BRIEF. Your task is to copy each line of the listing that contains the word "https".

DATA FOR PROCESSING.
%%

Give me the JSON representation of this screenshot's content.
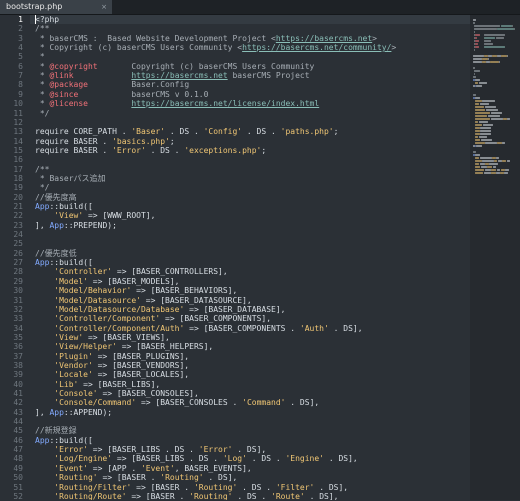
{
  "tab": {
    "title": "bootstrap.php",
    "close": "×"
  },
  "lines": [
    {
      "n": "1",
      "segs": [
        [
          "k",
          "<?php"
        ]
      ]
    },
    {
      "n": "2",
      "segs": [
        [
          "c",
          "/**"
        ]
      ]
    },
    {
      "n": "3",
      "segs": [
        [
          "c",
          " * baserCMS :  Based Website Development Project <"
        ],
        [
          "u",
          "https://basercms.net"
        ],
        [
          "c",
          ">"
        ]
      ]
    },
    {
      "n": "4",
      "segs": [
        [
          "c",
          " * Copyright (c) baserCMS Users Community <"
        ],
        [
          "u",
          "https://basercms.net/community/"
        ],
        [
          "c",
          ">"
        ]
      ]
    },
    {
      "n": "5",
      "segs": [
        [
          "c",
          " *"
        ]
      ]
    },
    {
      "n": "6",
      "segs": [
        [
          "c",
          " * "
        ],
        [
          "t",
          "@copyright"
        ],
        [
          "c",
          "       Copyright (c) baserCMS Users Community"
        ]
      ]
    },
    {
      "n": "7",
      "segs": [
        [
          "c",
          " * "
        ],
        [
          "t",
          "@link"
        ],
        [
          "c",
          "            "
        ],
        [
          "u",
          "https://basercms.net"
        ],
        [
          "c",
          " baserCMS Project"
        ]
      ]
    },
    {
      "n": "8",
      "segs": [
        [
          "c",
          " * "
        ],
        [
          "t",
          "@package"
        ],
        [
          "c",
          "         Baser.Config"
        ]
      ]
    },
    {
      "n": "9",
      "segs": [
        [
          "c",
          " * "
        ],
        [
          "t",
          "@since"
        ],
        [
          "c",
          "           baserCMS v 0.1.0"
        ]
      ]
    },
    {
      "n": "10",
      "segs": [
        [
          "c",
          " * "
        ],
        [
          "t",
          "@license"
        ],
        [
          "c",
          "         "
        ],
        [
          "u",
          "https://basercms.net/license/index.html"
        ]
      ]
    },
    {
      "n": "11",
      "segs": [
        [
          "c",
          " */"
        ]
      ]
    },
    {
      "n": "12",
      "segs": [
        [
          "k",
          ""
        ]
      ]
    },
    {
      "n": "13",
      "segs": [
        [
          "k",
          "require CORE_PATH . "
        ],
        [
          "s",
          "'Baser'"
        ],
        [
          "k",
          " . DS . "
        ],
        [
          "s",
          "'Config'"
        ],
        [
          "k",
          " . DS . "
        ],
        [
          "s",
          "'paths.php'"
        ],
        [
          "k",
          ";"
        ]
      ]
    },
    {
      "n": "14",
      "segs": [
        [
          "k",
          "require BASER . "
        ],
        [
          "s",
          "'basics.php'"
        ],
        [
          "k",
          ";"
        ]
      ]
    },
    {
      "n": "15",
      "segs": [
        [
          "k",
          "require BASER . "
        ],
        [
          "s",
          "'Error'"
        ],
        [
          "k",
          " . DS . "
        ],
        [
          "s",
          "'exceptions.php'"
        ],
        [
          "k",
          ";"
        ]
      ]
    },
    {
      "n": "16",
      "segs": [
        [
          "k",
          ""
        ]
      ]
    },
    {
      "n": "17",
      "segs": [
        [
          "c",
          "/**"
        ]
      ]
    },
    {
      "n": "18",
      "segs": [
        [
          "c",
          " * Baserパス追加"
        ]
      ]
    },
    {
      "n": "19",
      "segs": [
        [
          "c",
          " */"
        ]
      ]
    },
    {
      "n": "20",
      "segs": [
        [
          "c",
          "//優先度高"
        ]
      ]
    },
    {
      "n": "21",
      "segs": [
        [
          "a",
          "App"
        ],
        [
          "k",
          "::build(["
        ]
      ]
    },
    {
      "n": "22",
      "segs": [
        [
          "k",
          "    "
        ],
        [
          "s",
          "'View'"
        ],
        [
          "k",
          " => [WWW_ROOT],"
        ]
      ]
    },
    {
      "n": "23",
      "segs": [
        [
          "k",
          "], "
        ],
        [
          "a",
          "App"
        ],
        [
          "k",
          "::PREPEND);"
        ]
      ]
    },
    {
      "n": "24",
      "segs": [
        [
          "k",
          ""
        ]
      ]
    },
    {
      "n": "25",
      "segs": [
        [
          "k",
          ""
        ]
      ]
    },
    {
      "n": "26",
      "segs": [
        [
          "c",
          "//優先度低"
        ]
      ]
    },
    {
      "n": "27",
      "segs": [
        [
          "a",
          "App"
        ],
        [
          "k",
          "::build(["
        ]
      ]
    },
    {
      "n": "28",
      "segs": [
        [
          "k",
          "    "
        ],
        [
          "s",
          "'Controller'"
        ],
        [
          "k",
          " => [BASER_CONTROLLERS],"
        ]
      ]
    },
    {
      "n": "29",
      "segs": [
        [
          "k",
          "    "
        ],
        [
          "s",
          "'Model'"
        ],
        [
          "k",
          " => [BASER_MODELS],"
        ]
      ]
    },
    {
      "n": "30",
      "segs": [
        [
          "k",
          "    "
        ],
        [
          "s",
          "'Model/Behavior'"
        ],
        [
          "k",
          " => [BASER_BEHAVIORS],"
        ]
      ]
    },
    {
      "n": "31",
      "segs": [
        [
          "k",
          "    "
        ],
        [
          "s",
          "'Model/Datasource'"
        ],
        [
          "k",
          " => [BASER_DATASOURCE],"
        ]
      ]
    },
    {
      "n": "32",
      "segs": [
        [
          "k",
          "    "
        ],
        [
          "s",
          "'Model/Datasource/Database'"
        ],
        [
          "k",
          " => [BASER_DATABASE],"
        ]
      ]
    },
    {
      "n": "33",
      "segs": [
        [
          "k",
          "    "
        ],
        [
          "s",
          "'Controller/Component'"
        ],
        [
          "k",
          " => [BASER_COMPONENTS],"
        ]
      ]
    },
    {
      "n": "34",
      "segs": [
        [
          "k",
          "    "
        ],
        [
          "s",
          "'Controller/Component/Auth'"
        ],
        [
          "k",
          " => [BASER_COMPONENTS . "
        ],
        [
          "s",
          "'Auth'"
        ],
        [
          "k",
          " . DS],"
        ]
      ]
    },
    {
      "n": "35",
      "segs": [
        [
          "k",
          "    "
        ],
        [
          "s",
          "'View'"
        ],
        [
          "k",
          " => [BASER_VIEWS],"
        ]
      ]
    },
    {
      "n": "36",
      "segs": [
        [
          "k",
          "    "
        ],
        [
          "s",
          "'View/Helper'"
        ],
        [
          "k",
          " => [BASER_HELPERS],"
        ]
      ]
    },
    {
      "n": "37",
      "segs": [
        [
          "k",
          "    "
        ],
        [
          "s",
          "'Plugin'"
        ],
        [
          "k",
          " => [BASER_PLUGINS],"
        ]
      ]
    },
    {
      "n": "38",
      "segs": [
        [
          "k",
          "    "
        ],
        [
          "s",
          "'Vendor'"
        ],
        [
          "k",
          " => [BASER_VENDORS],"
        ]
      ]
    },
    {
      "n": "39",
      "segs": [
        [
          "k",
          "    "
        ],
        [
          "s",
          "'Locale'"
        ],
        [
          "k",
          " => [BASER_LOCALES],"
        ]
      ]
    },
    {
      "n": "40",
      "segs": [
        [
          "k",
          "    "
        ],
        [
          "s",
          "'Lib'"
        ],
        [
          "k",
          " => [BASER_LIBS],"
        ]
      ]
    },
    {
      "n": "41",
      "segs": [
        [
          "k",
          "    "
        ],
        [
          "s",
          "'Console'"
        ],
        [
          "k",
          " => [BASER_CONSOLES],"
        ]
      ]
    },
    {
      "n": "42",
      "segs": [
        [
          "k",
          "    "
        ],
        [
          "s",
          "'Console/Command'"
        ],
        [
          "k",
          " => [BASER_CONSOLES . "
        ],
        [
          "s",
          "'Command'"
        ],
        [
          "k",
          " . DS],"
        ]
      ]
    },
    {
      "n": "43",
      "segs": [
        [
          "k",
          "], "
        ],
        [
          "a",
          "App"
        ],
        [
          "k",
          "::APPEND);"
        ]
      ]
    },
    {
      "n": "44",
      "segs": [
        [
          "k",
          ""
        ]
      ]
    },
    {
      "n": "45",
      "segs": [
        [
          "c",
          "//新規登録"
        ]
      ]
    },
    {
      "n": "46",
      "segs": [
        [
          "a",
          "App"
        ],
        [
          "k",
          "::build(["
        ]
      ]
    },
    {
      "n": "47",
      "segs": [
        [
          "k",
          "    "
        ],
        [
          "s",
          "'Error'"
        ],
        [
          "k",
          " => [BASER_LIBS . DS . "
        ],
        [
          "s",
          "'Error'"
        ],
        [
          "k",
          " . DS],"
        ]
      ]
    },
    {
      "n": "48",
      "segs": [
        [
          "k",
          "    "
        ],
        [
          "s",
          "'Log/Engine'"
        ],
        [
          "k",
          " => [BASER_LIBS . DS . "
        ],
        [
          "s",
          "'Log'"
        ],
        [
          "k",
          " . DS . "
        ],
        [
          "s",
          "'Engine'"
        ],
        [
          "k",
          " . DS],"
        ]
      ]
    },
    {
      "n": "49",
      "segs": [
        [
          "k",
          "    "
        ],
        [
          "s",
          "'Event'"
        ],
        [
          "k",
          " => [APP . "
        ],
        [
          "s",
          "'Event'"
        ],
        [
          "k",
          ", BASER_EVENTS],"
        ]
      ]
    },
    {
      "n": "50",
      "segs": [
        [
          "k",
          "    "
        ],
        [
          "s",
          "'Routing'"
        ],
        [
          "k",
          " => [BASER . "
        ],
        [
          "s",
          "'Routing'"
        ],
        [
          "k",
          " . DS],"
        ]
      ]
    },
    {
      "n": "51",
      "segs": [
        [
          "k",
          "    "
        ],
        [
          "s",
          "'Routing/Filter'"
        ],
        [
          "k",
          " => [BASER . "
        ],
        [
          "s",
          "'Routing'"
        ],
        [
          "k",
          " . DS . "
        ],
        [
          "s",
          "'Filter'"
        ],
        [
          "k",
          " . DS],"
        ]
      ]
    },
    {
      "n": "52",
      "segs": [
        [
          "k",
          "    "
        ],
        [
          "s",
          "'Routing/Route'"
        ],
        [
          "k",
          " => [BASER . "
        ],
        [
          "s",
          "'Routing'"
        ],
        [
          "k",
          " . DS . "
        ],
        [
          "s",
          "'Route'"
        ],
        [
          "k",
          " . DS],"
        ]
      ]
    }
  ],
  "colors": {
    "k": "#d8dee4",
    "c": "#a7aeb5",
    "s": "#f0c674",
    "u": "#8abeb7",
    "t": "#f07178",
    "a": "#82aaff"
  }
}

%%

RESPONSE FOR THIS EXERCISE.
          "https://basercms.net"
          "https://basercms.net/community/"
          "https://basercms.net"
          "https://basercms.net/license/index.html"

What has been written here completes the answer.